When he was 25, three of his one-act plays were noticed at the Edinburgh Festival, and he was commissioned to write a play about the Beatles. John, Paul, George, Ringo ... and Bert (1974) was his first big hit in London's West End. He's also the author of the plays Educating Rita (1980) and Shirley Valentine (1986). His musical Blood Brothers (1982) has been running on the West End since 1983.
On this date in 1305, William Wallace was executed for treason in London. The Scottish national hero was born in 1270 or thereabouts. He took up arms in 1296 when England's King Edward I deposed and imprisoned the Scottish monarch, John de Balliol, and declared himself the ruler of Scotland. Wallace assembled an army of commoners and landowners, and began attacking English garrisons. In 1297, the Scots outfought a much larger and better-equipped English army and captured Stirling Castle. He was knighted and declared guardian of the kingdom to rule in place of the imprisoned Balliol. But the Scottish nobles were not fully behind him, feeling that it was more practical to stay on good terms with the English. In 1298, Wallace led an ill-conceived attack on the English at the Battle of Falkirk, which ended in a resounding Scottish defeat and the collapse of Wallace's military reputation. He resigned as guardian of the kingdom and went to France for a while, then dropped out of sight for more than four years. The English never forgot him, nor stopped pursuing him, and he was eventually arrested in Glasgow in 1305 and taken to London to stand trial. In spite of his argument that he had never sworn allegiance to Edward, and therefore could not have betrayed him, he was convicted of treason and sentenced to death.
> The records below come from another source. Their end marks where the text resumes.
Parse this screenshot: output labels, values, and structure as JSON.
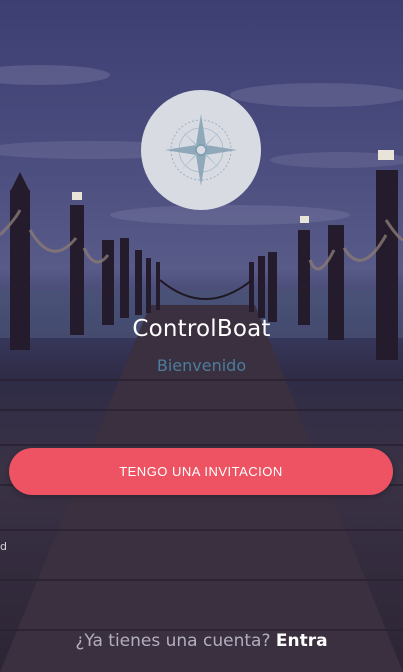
{
  "app": {
    "title": "ControlBoat",
    "subtitle": "Bienvenido"
  },
  "actions": {
    "invite_button_label": "TENGO UNA INVITACION"
  },
  "footer": {
    "prompt": "¿Ya tienes una cuenta?",
    "link_label": "Entra"
  },
  "background": {
    "description_icon": "pier-sunset-scene",
    "edge_text": "d"
  },
  "logo": {
    "icon": "compass-rose-icon"
  },
  "colors": {
    "accent": "#ee5363",
    "subtitle": "#4c7c9e",
    "logo_circle": "#d9dbe3"
  }
}
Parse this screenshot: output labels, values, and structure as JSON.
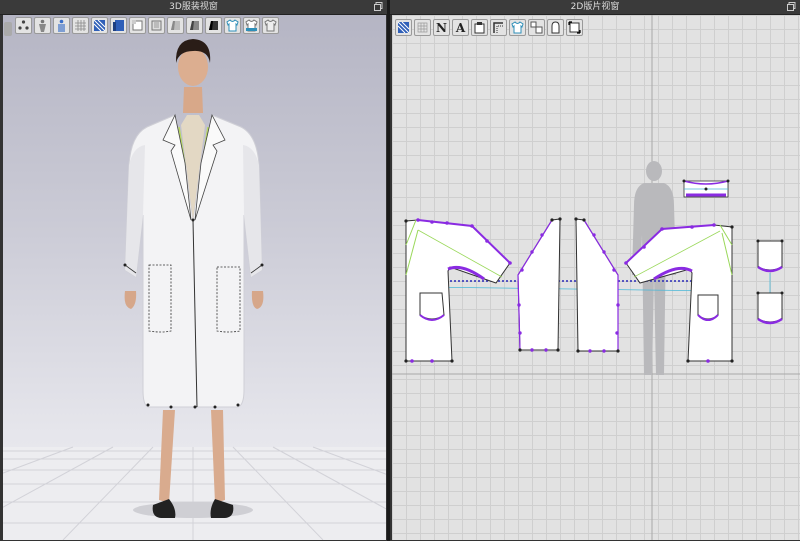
{
  "left_panel": {
    "title": "3D服装视窗",
    "toolbar_icons": [
      "collapse-arrow-icon",
      "avatar-points-icon",
      "avatar-icon",
      "fabric-avatar-icon",
      "grid-icon",
      "texture-icon",
      "thickness-icon",
      "surface-icon",
      "shade-icon",
      "shade-dark-icon",
      "shade-black-icon",
      "garment-front-icon",
      "garment-side-icon",
      "garment-back-icon"
    ]
  },
  "right_panel": {
    "title": "2D版片视窗",
    "toolbar_icons": [
      "texture-icon",
      "mesh-icon",
      "text-n-icon",
      "text-a-icon",
      "annotation-icon",
      "seam-icon",
      "garment-icon",
      "layout-icon",
      "shape-icon",
      "select-icon"
    ],
    "text_labels": [
      "N",
      "A"
    ]
  }
}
In the 14th century, a convicted traitor was typically "hanged, drawn, and quartered": First he was dragged behind a horse to the execution site, which was often some miles away. Then he was hanged until he was nearly dead, at which point he was cut down and disemboweled; his entrails were often burned in front of him. At this point, he might be beheaded, and the final step — quartering — involved tying each of his limbs to four separate horses, which were then spurred to run in opposite directions. The History of English Law Before the Time of Edward I (1898) reports that Wallace was drawn for treason, hanged for robbery and homicide, disemboweled for sacrilege, beheaded for outlawry, and quartered for "various depredations." The penalty was last carried out in 1803, and it was eventually abolished in 1867.
Be well, do good work, and keep in touch.®
Host: Garrison Keillor
Technical Director: Thomas Scheuzger
Engineer: Noah Smith
Producer: Joy Biles
Permissions: Kathy Roach
Web Producer: Ben Miller